Tag Archives: Brazil

Brazil’s Slide Continues and Takes a Lurch to the Right

BY NATALIE FIERTZ As Brazil continues its 5-year slide of worsening on the Fragile States Index (FSI), this year marks the country’s sharpest year-on-year decline yet, seeing it tie for most-worsened country. Dashing tentative hopes for reversal and recovery that had emerged at the end of 2017, 2018 saw the collapse of the first shoots […]

Read more ...

Taken to the Cleaners: As Brazil Faces Significant Challenges, Hope May be in Sight

Brazil continued the four-year slide that began in 2014, the year that saw the beginning of Operação Lava Jato (“Operation Car Wash”) as well as the global crash of commodity prices that had driven the Brazilian boom in growth that had helped lift tens of millions out of poverty. In contrast, the intervening years have seen the country roiled by surging unemployment and widening corruption investigations that threaten to engulf the entire political system. These difficulties have encompassed most of the pressures covered by the Fragile States Index, with fully two-thirds of its indicators seeing a significant decline.[1] This year, however, the rate of worsening slowed substantially, with Brazil’s total score increasing by only 0.5 points and, although serious challenges remain, the first tentative signs of economic recovery may be evident.

Read more ...

Fragile States Index 2017: Factionalization and Group Grievance Fuel Rise in Instability

BY J.J. MESSNER

Though South Sudan has returned to top position on the annual Fragile States Index (FSI) for 2017, and Finland continues to maintain its position as the world’s least fragile country, the global tumult of the past year has been borne out in the Index’s trend analysis, as Ethiopia, Mexico, and Turkey recorded the greatest worsening over 2016. A number of developed countries also recorded notable worsening scores across certain indicators, in particular the United States and the United Kingdom, which both experienced highly divisive political campaigns during 2016. The long-term trends of the FSI have also raised red flags on a number of countries – in particular South Africa and Senegal – for which the conditions that could precipitate instability have worsened significantly.

The FSI, now in its thirteenth year, is an assessment of 178 countries based on twelve social, economic, and political indicators that quantifies pressures experienced by countries, and thus their susceptibility to instability. The FSI itself is based on the CAST conflict assessment framework, a methodology developed a quarter of a century ago that continues to be implemented widely by policymakers, field practitioners, and local communities in better understanding the drivers of conflict. The FSI, adapted from the CAST framework, is assessed through a process that triangulates content analysis of over 50 million data points, with quantitative data sets and qualitative research validation.

Read more ...

Falling Behind the Pack: Brazil Endures a Difficult Year of Self-Inflicted Troubles

BY GEORGE LEHNER

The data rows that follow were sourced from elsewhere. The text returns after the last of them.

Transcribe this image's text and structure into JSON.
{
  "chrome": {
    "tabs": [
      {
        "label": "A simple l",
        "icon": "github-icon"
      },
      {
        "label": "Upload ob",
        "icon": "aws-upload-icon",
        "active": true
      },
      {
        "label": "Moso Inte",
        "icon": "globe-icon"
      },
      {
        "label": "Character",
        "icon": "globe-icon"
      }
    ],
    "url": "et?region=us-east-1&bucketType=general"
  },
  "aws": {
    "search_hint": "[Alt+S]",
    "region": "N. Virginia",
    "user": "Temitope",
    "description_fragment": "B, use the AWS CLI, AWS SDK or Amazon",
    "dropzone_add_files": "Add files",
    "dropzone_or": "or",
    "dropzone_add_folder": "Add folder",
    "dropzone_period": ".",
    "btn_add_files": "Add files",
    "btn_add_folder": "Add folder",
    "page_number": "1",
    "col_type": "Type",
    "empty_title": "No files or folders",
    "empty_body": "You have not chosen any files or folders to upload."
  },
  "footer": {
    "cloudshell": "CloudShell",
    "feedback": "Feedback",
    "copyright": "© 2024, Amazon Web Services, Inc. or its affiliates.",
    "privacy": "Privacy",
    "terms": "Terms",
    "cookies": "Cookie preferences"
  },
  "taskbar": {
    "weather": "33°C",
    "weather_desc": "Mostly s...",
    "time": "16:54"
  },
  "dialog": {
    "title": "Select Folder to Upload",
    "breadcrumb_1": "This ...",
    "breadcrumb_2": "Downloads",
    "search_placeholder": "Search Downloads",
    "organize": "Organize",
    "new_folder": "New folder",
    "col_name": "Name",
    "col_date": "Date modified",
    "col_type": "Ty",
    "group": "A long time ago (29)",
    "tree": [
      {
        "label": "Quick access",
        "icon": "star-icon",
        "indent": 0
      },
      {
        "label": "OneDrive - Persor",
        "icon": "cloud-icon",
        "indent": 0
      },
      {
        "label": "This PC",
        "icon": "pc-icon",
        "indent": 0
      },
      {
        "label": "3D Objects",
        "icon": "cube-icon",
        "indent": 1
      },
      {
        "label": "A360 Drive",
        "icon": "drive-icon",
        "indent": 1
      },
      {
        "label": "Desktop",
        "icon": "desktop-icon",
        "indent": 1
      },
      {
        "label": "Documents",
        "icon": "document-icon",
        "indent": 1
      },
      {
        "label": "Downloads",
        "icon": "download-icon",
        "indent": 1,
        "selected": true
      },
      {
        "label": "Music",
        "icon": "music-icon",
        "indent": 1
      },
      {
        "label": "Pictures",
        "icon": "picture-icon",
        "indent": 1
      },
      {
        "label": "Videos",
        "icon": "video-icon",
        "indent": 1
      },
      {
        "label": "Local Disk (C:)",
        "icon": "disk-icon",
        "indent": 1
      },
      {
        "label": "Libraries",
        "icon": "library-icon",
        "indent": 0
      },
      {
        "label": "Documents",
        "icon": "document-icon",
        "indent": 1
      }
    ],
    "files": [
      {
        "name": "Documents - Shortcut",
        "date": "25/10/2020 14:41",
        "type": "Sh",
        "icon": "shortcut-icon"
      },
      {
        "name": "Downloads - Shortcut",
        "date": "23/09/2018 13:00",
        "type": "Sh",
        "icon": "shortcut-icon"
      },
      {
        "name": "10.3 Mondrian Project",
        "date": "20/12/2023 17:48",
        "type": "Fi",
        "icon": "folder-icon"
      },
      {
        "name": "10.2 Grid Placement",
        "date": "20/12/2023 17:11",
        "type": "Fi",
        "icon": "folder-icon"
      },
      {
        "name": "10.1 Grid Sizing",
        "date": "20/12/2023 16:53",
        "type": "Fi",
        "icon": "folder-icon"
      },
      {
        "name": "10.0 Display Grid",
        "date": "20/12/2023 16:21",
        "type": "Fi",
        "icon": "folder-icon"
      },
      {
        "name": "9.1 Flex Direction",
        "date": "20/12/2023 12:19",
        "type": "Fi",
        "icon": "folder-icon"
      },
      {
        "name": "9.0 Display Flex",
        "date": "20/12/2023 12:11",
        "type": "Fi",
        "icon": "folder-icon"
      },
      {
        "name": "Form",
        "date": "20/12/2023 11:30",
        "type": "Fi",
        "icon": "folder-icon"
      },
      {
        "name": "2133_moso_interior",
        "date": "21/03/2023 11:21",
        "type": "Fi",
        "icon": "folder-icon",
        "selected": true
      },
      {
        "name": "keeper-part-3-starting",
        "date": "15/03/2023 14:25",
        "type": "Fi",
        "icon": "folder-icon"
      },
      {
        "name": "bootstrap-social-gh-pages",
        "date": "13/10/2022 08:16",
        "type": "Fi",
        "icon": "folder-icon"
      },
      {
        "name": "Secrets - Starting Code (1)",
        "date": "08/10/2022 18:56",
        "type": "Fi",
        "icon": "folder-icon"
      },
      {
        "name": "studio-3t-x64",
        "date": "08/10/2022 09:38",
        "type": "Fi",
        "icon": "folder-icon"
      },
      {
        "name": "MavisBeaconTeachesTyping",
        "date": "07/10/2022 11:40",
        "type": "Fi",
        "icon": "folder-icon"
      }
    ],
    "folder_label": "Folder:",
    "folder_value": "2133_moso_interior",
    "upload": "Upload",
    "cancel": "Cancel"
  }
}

Brazil showed a significant decline in the 2017 FSI, becoming the fourth most worsened country since 2016, largely as a result of a devastating recession, continued fallout from widespread political corruption probes, and the impeachment of its President. Overall, Brazil worsened by 2.9 points on its total score compared to the prior year.

In nine of the twelve measures of fragility, Brazil’s performance worsened markedly, dropping most notably in the areas of Group Grievance, Demographic Pressures, and Public Services. The three-year trend line demonstrates similar levels of declines across eight of the twelve indicators, with notable changes in the Security Apparatus, the Economy, and Public Service indicators.

Read more ...

[custom-twitter-feeds width="100%" showheader=false carousel=true carouselautoplay=true carouseltime=5000 carouselloop=infinite num=10 carouselpag=false tweettextsize=24 bgcolor="f8f8f8" tweetbgcolor="f8f8f8" exclude="media,retweeter,twittercards,twitterlink,actions"]
[custom-twitter-feeds]